On the other hand, perhaps our judgment is betraying us. Here is the rejoinder.
Click on this link and forward the video to the 74:30 mark on the scrollbar beneath the video.
You’ll hear Senator Orrin Hatch of Utah. The New York Times wrote about Hatch:
“…(he) has spent his career in Washington helping the $25-billion-a-year (dietary supplement) industry thrive.
He was the chief author of a federal law enacted 17 years ago that allows companies to make general health claims about their products, but exempts them from federal reviews of their safety or effectiveness before they go to market. During the Obama administration, Mr. Hatch has repeatedly intervened with his colleagues in Congress and federal regulators in Washington to fight proposed rules that industry officials consider objectionable.”
In this video, you can hear Hatch interrupt Chet Burrell, President and Chief Executive Officer, CareFirst BlueCross BlueShield, Washington, DC. Hatch asks, then asserts:
“Are doctors being educated at all on people using dietary supplements? For instance, it’s my understanding that if you’re on Crestor, that it would be very wise to take CoQ10 – a dietary supplement to make up for some of the deficits that occur from taking Crestor. And this is an area that is really not very well defined.”
Not well defined, indeed. This is troublesome. In a public hearing on physician payment reform; given all that is wrong with healthcare; with all the misallocation of resources; with the need to promote evidence-based practice; and with all the bickering on rationing care and resource conservation, is this the best congress can do?
I don’t know if CoQ10 is effective or not, but knowing what we know, is the national stage, in the corridors of the capital, the right place and time for product promotion (of indeterminate value). More importantly, again, is this the best our leadership can put forth, and is this how we instruct the public? It dampens my confidence that some of those discussions behind closed doors are any more than detours without a meaningful destination.
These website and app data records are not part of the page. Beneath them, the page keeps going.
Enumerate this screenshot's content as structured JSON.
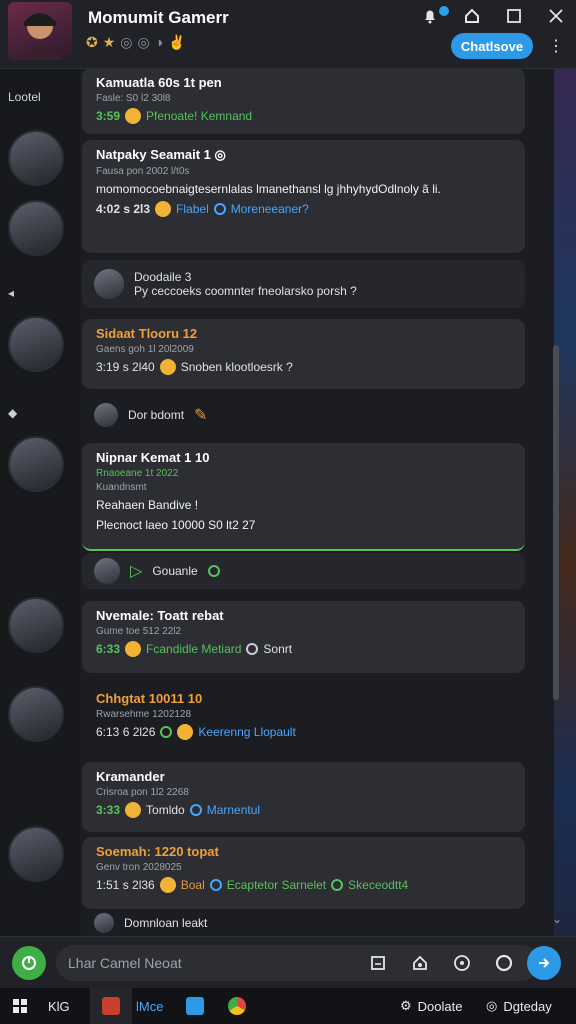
{
  "header": {
    "title": "Momumit Gamerr",
    "badges": [
      "✪",
      "★",
      "◎",
      "◎",
      "◑",
      "✌"
    ],
    "cta_label": "Chatlsove",
    "kebab": "⋮"
  },
  "side_label": "Lootel",
  "messages": [
    {
      "name": "Kamuatla 60s 1t pen",
      "meta": "Fasle: S0 l2 30l8",
      "num": "3:59",
      "text": "Pfenoate! Kemnand",
      "text_color": "green"
    },
    {
      "name": "Natpaky Seamait 1 ◎",
      "meta": "Fausa pon 2002 l/t0s",
      "body": "momomocoebnaigtesernlalas lmanethansl lg jhhyhydOdlnoly ã li.",
      "num": "4:02 s 2l3",
      "link1": "Flabel",
      "link2": "Moreneeaner?"
    },
    {
      "reply_name": "Doodaile 3",
      "reply_text": "Py ceccoeks coomnter fneolarsko porsh ?"
    },
    {
      "name": "Sidaat Tlooru 12",
      "meta": "Gaens goh 1l 20l2009",
      "num": "3:19 s 2l40",
      "text": "Snoben klootloesrk ?"
    },
    {
      "reply_text": "Dor bdomt"
    },
    {
      "name": "Nipnar Kemat 1 10",
      "meta": "Rnaoeane 1t 2022",
      "meta2": "Kuandnsmt",
      "body": "Reahaen Bandive !",
      "body2": "Plecnoct laeo 10000 S0 lt2 27"
    },
    {
      "reply_text": "Gouanle"
    },
    {
      "name": "Nvemale: Toatt rebat",
      "meta": "Gume toe 512 22l2",
      "num": "6:33",
      "text": "Fcandidle Metiard",
      "text2": "Sonrt"
    },
    {
      "name": "Chhgtat 10011 10",
      "meta": "Rwarsehme 1202128",
      "num": "6:13 6 2l26",
      "text": "Keerenng Llopault"
    },
    {
      "name": "Kramander",
      "meta": "Crisroa pon 1l2 2268",
      "num": "3:33",
      "text": "Tomldo",
      "text2": "Marnentul"
    },
    {
      "name": "Soemah: 1220 topat",
      "meta": "Genv tron 2028025",
      "num": "1:51 s 2l36",
      "text": "Boal",
      "text2": "Ecaptetor Sarnelet",
      "text3": "Skeceodtt4"
    },
    {
      "reply_text": "Domnloan leakt"
    }
  ],
  "composer": {
    "placeholder": "Lhar Camel Neoat"
  },
  "taskbar": {
    "item1": "KlG",
    "item2": "lMce",
    "item3": "Doolate",
    "item4": "Dgteday"
  }
}
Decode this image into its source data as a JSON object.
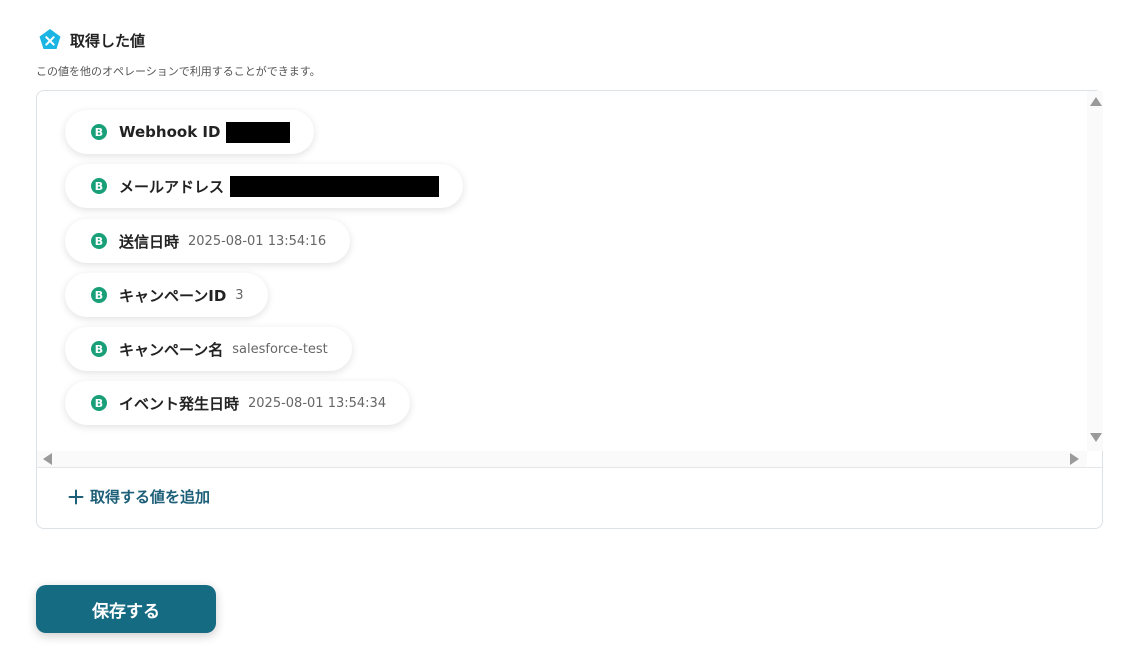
{
  "section": {
    "title": "取得した値",
    "description": "この値を他のオペレーションで利用することができます。"
  },
  "values": [
    {
      "label": "Webhook ID",
      "value": "",
      "redacted": true
    },
    {
      "label": "メールアドレス",
      "value": "",
      "redacted": true
    },
    {
      "label": "送信日時",
      "value": "2025-08-01 13:54:16",
      "redacted": false
    },
    {
      "label": "キャンペーンID",
      "value": "3",
      "redacted": false
    },
    {
      "label": "キャンペーン名",
      "value": "salesforce-test",
      "redacted": false
    },
    {
      "label": "イベント発生日時",
      "value": "2025-08-01 13:54:34",
      "redacted": false
    }
  ],
  "add_value_label": "取得する値を追加",
  "save_button_label": "保存する",
  "icons": {
    "section": "x-pentagon-icon",
    "value": "b-circle-icon",
    "add": "plus-icon"
  },
  "colors": {
    "section_icon": "#1bb5e3",
    "value_icon": "#1aa079",
    "accent": "#146b82",
    "link": "#1d5f78"
  }
}
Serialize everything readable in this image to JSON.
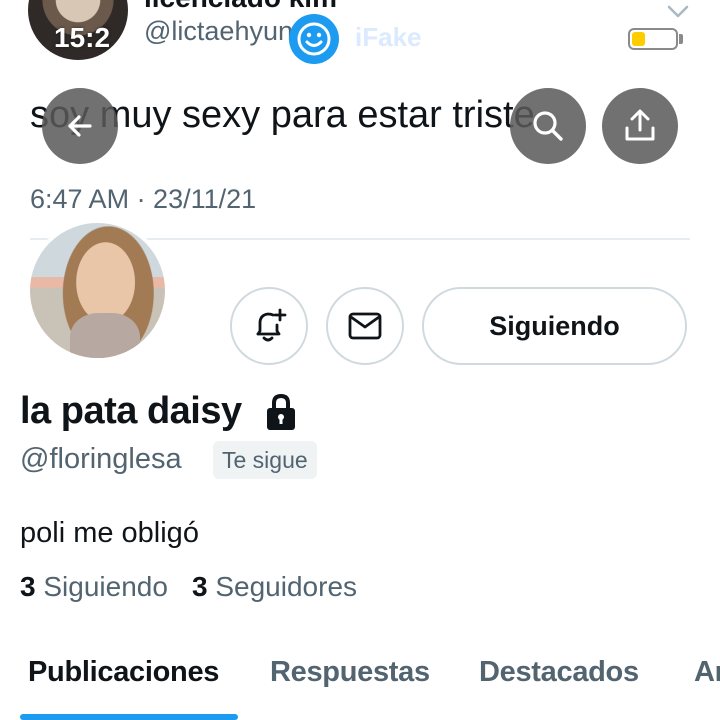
{
  "status_bar": {
    "time": "15:2",
    "battery_level": 0.32,
    "battery_color": "#ffcc00"
  },
  "watermark": {
    "text": "iFake"
  },
  "tweet": {
    "author_name": "licenciado kim",
    "author_handle": "@lictaehyun",
    "text": "soy muy sexy para estar triste",
    "timestamp": "6:47 AM · 23/11/21"
  },
  "nav": {
    "back_icon": "arrow-left-icon",
    "search_icon": "search-icon",
    "share_icon": "share-icon"
  },
  "profile": {
    "display_name": "la pata daisy",
    "handle": "@floringlesa",
    "follows_you": "Te sigue",
    "bio": "poli me obligó",
    "following_count": "3",
    "following_label": "Siguiendo",
    "followers_count": "3",
    "followers_label": "Seguidores",
    "follow_button": "Siguiendo",
    "notify_icon": "bell-plus-icon",
    "message_icon": "envelope-icon",
    "locked_icon": "lock-icon"
  },
  "tabs": [
    "Publicaciones",
    "Respuestas",
    "Destacados",
    "Ar"
  ],
  "colors": {
    "accent": "#1d9bf0",
    "secondary_text": "#536471",
    "primary_text": "#0f1419"
  }
}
Publisher’s Note: While we’re on the topic of supplements, we should note the Chicago Tribune report, “Dietary supplements: Manufacturing troubles widespread, FDA inspections show.”